Students are required to participate in at least one internship, of no less than two months total duration, with an appropriate agency over the course of their degree program. Students can obtain credit for this internship by registering for EEB 5891; each credit of internship will entail a minimum of 42 hours of work per semester or term. No more than 15 credits of internship work will be counted towards the B.S. portion of the proposed B.S./M.S. degree. This internship component is designed to provide students with experience in the practical applications of biodiversity and/or conservation. Examples of appropriate host agencies in the US or abroad include, but are not limited to:
American Museum of Natural History
Audubon Society, both National and Connecticut offices
Connecticut Department of Environmental Protection
Connecticut State Museum of Natural History
Ecological Society of America
Environmental Protection Agency
National Museum of Natural History
National Park Service
The Nature Conservancy
U.S. Fish and Wildlife Service
U.S. Forest Service
U.S. Geological Survey/Biological Resources Division
World Wildlife Fund
IV. Advisory Committee
Upon entry into the program each student must select a Major Advisor, who will guide them through their degree. Each student’s Advisory Committee is formed after consultation between the student and the Major Advisor. It includes two Associate Advisors. The Major Advisor and at least one Associate Advisor must be members of the Graduate Faculty. One Associate Advisor may be chosen from outside the University in accordance with Graduate School procedures. The advisory committee should be formed during the student’s first semester in the program. Failure to form an Advisory Committee in a timely fashion will provide grounds for removal from the program.
V. Plan of Study

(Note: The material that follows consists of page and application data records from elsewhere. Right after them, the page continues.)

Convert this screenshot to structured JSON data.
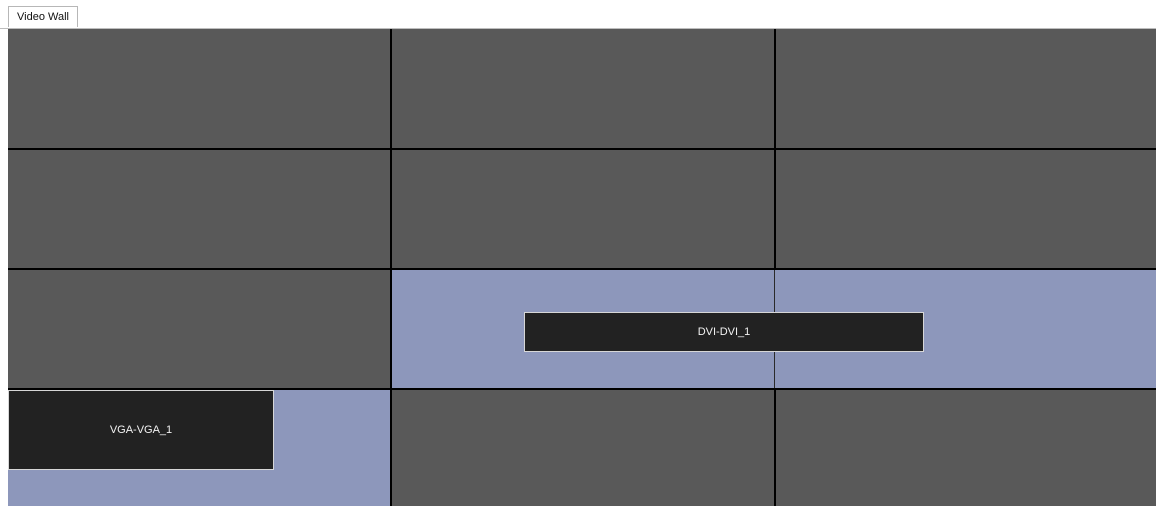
{
  "tabs": [
    {
      "label": "Video Wall"
    }
  ],
  "wall": {
    "rows": 4,
    "columns": 3,
    "windows": [
      {
        "label": "DVI-DVI_1"
      },
      {
        "label": "VGA-VGA_1"
      }
    ]
  },
  "colors": {
    "screen_idle": "#595959",
    "screen_assigned": "#8d97bb",
    "window_fill": "#222222",
    "window_border": "#d7d7d7",
    "grid_line": "#000000"
  }
}
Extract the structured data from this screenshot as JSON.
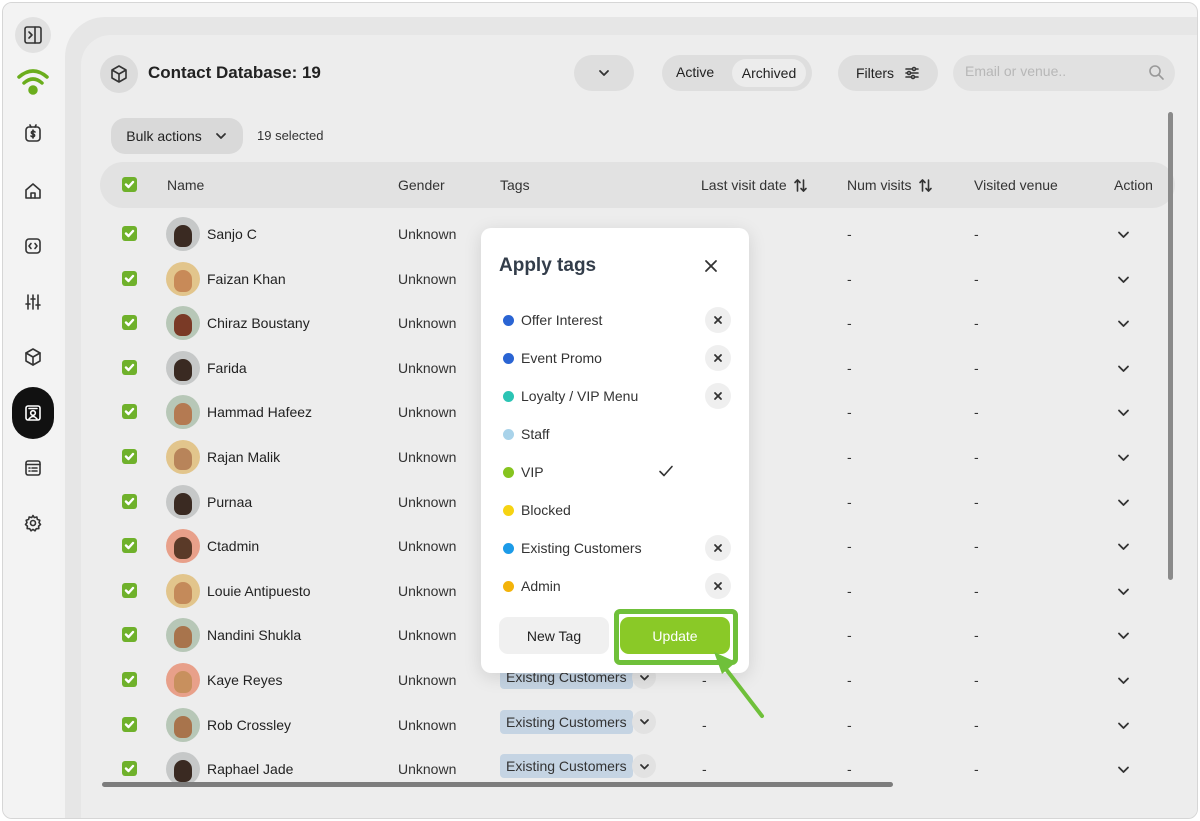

The student must prepare a Plan of Study containing the courses he or she will take to gain mastery of the body of knowledge in the field, including the required or core courses, the elective courses, and the related courses. The student’s Advisory Committee must approve the Plan of Study and three copies with original signatures should be given to the Graduate School. An additional copy should also be given to the Program Coordinator. The Plan of Study should be submitted to the Program Coordinator during the student’s first semester in the program, and submitted to the Graduate School during the first semester after admission as a graduate student. Failure to complete the Plan of Study in a timely fashion will provide grounds for removal from the program.
The student becomes a candidate for the degree of Master of Science once the Plan of Study, approved by the Advisory Committee, has been filed with the Graduate Records Office.
VII. Final Examination
The final examination is taken near the close of the candidate’s period of study, no later than one year after the completion of coursework as contained in the Plan of Study. The internship and research requirement must be satisfied before the final examination can be taken. No fewer than three faculty members, including all members of the candidate’s advisory committee, participate in the oral examination. At minimum, the final exam will consist of questions based on the student’s coursework, research and internship experience, and the application of the acquired knowledge to the student’s proposed career. Students should consult their committee members for additional details.